The password and
the pendulum

Tip: Don’t use your birthday.

Tip: Don’t use 123456.

In Umberto Eco’s 1988 novel Foucault’s Pendulum, the protagonist tries to access a friend’s computer only to come up against the prompt, “Do you know the password?” After umpteen unsuccessful attempts, the exasperated protagonist types, “No.” Which unlocks the computer.

You might think, Get real, Umberto, what kind of nitwit uses an easily-guessed password like “No”?

The surprising answer is: Nitwits from all walks of life. Last week, The Telegraph published “The World’s Most Common Passwords.” The article lists 25. Here’s a sneak peek at the top ten:

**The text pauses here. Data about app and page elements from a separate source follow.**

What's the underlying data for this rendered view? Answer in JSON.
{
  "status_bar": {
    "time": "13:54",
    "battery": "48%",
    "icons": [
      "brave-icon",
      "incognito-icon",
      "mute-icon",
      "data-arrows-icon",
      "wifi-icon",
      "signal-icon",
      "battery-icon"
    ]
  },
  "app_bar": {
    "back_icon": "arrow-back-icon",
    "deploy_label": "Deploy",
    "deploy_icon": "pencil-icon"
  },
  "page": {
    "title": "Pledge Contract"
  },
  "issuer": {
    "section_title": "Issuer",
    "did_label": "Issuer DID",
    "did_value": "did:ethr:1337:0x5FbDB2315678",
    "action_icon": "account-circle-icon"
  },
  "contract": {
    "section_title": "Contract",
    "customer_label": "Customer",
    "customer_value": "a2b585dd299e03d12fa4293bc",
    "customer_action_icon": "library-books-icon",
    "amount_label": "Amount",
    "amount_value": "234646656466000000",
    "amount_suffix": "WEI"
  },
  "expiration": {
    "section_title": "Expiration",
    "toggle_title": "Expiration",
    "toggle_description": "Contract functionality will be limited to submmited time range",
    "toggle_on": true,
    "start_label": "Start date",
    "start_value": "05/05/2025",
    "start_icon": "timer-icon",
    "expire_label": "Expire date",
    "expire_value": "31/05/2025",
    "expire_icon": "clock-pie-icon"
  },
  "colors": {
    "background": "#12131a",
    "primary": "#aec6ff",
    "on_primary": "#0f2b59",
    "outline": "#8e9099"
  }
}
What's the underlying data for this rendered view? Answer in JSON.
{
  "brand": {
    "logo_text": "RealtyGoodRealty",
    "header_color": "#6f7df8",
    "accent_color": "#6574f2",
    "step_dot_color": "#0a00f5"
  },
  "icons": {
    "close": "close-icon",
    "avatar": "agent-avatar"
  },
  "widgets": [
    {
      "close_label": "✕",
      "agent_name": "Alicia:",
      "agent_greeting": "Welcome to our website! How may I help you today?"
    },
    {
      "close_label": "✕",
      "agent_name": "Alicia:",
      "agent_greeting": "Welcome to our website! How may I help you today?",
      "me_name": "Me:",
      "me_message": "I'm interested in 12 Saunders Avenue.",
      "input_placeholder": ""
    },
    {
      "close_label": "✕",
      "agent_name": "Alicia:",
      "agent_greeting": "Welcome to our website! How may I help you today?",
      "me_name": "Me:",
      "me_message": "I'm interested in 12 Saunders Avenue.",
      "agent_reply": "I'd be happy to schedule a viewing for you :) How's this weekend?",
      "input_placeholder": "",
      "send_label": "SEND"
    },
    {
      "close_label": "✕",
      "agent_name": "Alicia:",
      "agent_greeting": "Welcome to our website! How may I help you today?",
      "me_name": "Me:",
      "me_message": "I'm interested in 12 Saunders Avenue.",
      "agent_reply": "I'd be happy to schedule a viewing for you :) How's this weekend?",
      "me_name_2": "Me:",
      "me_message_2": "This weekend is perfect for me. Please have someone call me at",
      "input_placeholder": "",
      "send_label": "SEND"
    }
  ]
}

  1. 123456
  2. 123456789
  3. qwerty
  4. 12345678
  5. 111111
  6. 1234567890
  7. 1234567
  8. password
  9. 123123
  10. 987654321

Lest you think that the 25th most commonly used password must surely be way tougher to guess, well, I hate to disappoint. It’s 1q2w3e. You need only plot that one on your keyboard to see why it’s not much better than 987654321. The list goes a long way toward answering the question, How did they access my data?

I have suggested that, beyond their own security measures, financial institutions would do well to educate clients on security measures they can implement themselves. Though the primary reason for educating clients is for their own benefit—they will be safer—the benefits for financial institutions are not to be overlooked. One benefit is that sharing useful information creates good will. Another, according to a recent Fiserv consumer trends survey, is that teaching clients good security measures emboldens them to adopt more digital banking services.

There are reasons people use easily-guessed passwords. Chief among them is that what makes a password hard to guess also makes it hard to remember. The most secure passwords comprise a long string of random letters, digits, capitals, and symbols, with no real-world words or proper nouns. Since there is only so much RAM between the ears, how on earth can we expect clients to remember passwords like that, much less a different one for every account?

A good starting point might be to show clients how to create a unique, hard-to-guess password that they themselves can recall. It needn’t be difficult. If, for instance, you happen to be a Denver Broncos fan—and you should be—you might come with a password like dbR!23DB@219. Doubtless you have already figured out how I came up with that one, but just in case, I’ll explain it. dbR means denver bRoncos; the ! is there because the Broncos are awesome; 23 is player Devontae Booker; his initials are DB; and @219 means Devontae weighs in at 219 pounds. There you have a password that was easy for me to conjure up, is easy for me to recall, but would be extremely difficult for evildoers to guess.

A mnemonic device like dbR!23DB@219 is all well and good as long as clients don’t have to remember lots of mnemonic devices and keep track of which unlocks what. Trouble is, your clients most likely have a lot of password-requiring accounts. A Microsoft study found the average person was using some 25 of them, and that was in 2007. It’s not unreasonable to speculate that, with the growth and popularity of online apps, the number is much larger today.

Many people solve the need for multiple passwords in a not-terribly-smart manner: They use one password for everything. I need hardly point out why that’s unwise, but I will anyway: The moment someone divines your Facebook or Netflix password, that same person now has access to all of your financial accounts. Not good.

Which is why you might consider recommending clients use a good password manager. It may seem counterintuitive: How can it be safe to store all of your passwords in one place? But a decent password manager does what people should but generally do not or cannot do, such as assigning one complex password per account, evaluating password security, generating and tracking random passwords, providing two-way authentication, and allowing authorized access across platforms and devices. Proper use of a password manager—and guarding access to it with the most un-guessable password you can come up with—is a lot more secure than easily-guessed passwords used for several accounts.

As for me, I guess I can’t use dbR!23DB@219 anymore.

Leave a Comment